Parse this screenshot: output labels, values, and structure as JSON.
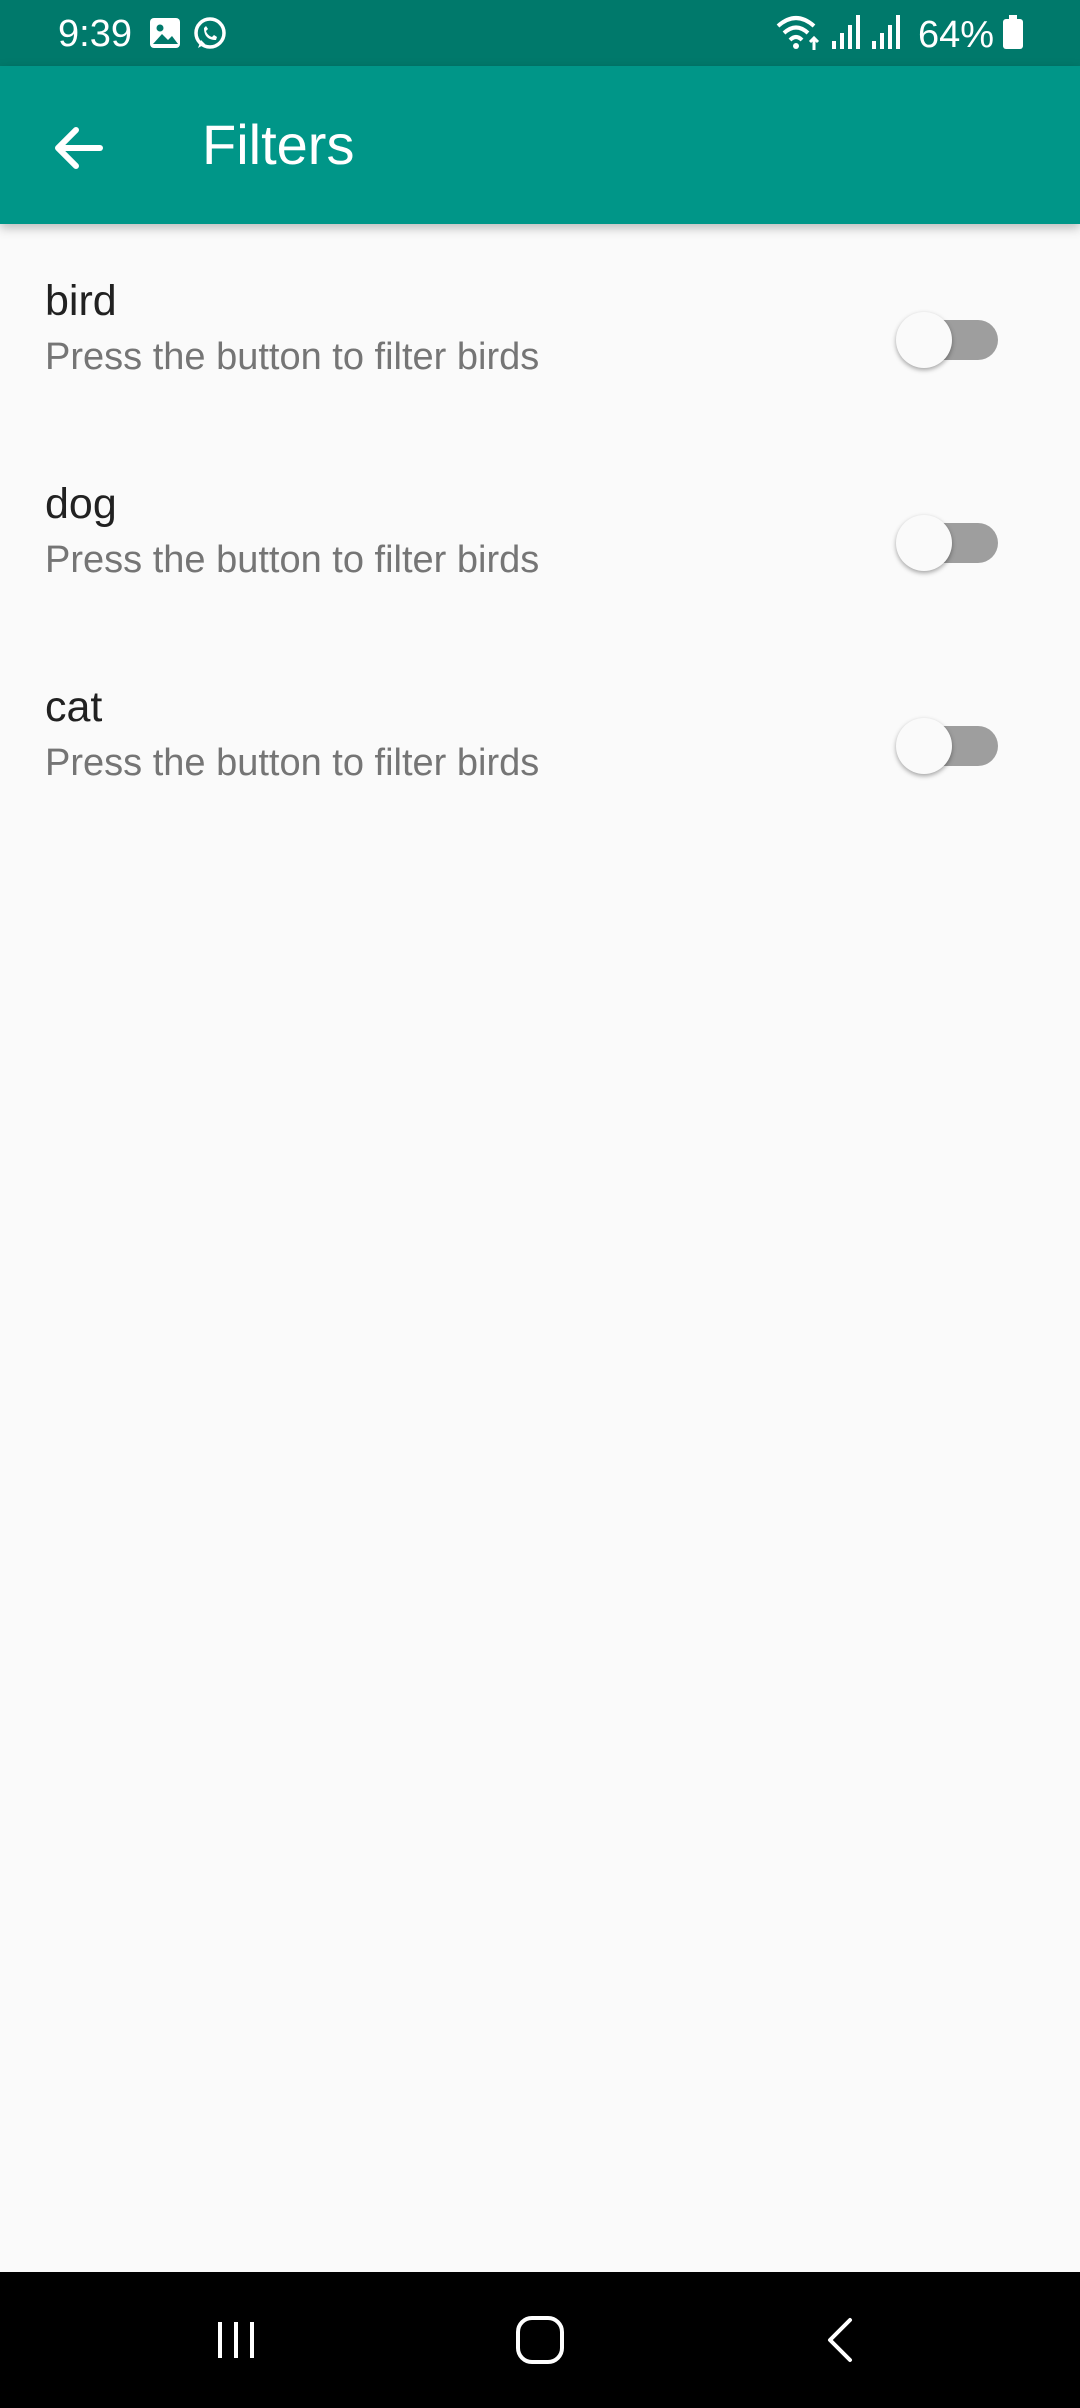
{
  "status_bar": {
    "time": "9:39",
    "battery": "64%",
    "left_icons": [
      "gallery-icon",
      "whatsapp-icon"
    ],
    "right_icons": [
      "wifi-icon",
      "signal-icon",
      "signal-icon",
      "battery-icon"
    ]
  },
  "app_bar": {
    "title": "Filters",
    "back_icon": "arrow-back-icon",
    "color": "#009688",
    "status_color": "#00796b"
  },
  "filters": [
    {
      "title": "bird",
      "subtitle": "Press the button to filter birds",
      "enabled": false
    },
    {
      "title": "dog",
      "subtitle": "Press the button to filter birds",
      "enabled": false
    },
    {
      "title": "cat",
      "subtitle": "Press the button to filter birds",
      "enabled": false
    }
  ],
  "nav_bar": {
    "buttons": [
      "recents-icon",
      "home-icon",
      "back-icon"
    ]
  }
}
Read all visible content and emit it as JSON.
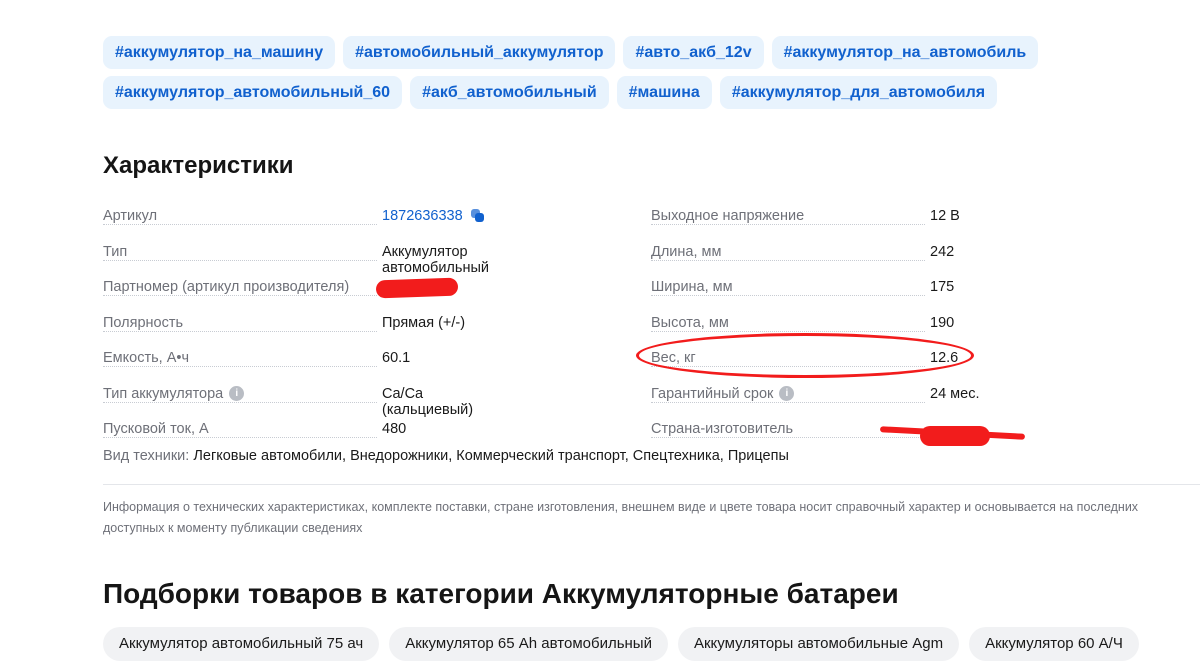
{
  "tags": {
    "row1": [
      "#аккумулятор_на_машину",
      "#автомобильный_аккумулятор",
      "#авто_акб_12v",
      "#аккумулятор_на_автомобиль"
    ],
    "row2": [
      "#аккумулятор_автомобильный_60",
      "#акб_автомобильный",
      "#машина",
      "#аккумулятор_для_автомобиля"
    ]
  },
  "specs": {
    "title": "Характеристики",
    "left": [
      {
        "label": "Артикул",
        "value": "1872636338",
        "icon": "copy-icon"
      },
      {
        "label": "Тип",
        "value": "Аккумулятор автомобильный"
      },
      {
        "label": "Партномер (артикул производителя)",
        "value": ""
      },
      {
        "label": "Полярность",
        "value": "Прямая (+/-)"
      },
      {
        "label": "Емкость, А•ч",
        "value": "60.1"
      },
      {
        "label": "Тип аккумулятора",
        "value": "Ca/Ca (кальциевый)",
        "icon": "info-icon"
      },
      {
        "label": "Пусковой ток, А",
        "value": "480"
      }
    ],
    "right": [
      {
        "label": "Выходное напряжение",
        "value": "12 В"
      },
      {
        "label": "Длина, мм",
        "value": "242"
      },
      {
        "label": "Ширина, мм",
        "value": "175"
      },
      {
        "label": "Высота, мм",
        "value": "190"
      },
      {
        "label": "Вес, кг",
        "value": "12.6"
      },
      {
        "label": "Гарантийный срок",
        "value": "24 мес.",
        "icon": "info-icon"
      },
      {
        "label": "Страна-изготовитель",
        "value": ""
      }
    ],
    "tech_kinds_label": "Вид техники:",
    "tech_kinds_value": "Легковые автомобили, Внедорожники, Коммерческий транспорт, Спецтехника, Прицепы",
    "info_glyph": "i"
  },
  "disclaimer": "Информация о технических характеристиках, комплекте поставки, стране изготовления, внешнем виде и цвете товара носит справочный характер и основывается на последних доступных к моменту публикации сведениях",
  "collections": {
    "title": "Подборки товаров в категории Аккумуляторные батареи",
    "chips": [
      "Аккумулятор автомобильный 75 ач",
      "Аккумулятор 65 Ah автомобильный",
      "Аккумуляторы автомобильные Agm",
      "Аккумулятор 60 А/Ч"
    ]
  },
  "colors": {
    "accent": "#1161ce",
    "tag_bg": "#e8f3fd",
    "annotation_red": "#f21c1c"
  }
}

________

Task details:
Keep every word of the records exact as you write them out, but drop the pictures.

Written reply:
Parse this screenshot: output labels, values, and structure as JSON.
{
  "status_bar": {
    "time": "9:39",
    "battery": "64%",
    "left_icons": [
      "gallery-icon",
      "whatsapp-icon"
    ],
    "right_icons": [
      "wifi-icon",
      "signal-icon",
      "signal-icon",
      "battery-icon"
    ]
  },
  "app_bar": {
    "title": "Filters",
    "back_icon": "arrow-back-icon",
    "color": "#009688",
    "status_color": "#00796b"
  },
  "filters": [
    {
      "title": "bird",
      "subtitle": "Press the button to filter birds",
      "enabled": false
    },
    {
      "title": "dog",
      "subtitle": "Press the button to filter birds",
      "enabled": false
    },
    {
      "title": "cat",
      "subtitle": "Press the button to filter birds",
      "enabled": false
    }
  ],
  "nav_bar": {
    "buttons": [
      "recents-icon",
      "home-icon",
      "back-icon"
    ]
  }
}
Read all visible content and emit it as JSON.
{
  "tags": {
    "row1": [
      "#аккумулятор_на_машину",
      "#автомобильный_аккумулятор",
      "#авто_акб_12v",
      "#аккумулятор_на_автомобиль"
    ],
    "row2": [
      "#аккумулятор_автомобильный_60",
      "#акб_автомобильный",
      "#машина",
      "#аккумулятор_для_автомобиля"
    ]
  },
  "specs": {
    "title": "Характеристики",
    "left": [
      {
        "label": "Артикул",
        "value": "1872636338",
        "icon": "copy-icon"
      },
      {
        "label": "Тип",
        "value": "Аккумулятор автомобильный"
      },
      {
        "label": "Партномер (артикул производителя)",
        "value": ""
      },
      {
        "label": "Полярность",
        "value": "Прямая (+/-)"
      },
      {
        "label": "Емкость, А•ч",
        "value": "60.1"
      },
      {
        "label": "Тип аккумулятора",
        "value": "Ca/Ca (кальциевый)",
        "icon": "info-icon"
      },
      {
        "label": "Пусковой ток, А",
        "value": "480"
      }
    ],
    "right": [
      {
        "label": "Выходное напряжение",
        "value": "12 В"
      },
      {
        "label": "Длина, мм",
        "value": "242"
      },
      {
        "label": "Ширина, мм",
        "value": "175"
      },
      {
        "label": "Высота, мм",
        "value": "190"
      },
      {
        "label": "Вес, кг",
        "value": "12.6"
      },
      {
        "label": "Гарантийный срок",
        "value": "24 мес.",
        "icon": "info-icon"
      },
      {
        "label": "Страна-изготовитель",
        "value": ""
      }
    ],
    "tech_kinds_label": "Вид техники:",
    "tech_kinds_value": "Легковые автомобили, Внедорожники, Коммерческий транспорт, Спецтехника, Прицепы",
    "info_glyph": "i"
  },
  "disclaimer": "Информация о технических характеристиках, комплекте поставки, стране изготовления, внешнем виде и цвете товара носит справочный характер и основывается на последних доступных к моменту публикации сведениях",
  "collections": {
    "title": "Подборки товаров в категории Аккумуляторные батареи",
    "chips": [
      "Аккумулятор автомобильный 75 ач",
      "Аккумулятор 65 Ah автомобильный",
      "Аккумуляторы автомобильные Agm",
      "Аккумулятор 60 А/Ч"
    ]
  },
  "colors": {
    "accent": "#1161ce",
    "tag_bg": "#e8f3fd",
    "annotation_red": "#f21c1c"
  }
}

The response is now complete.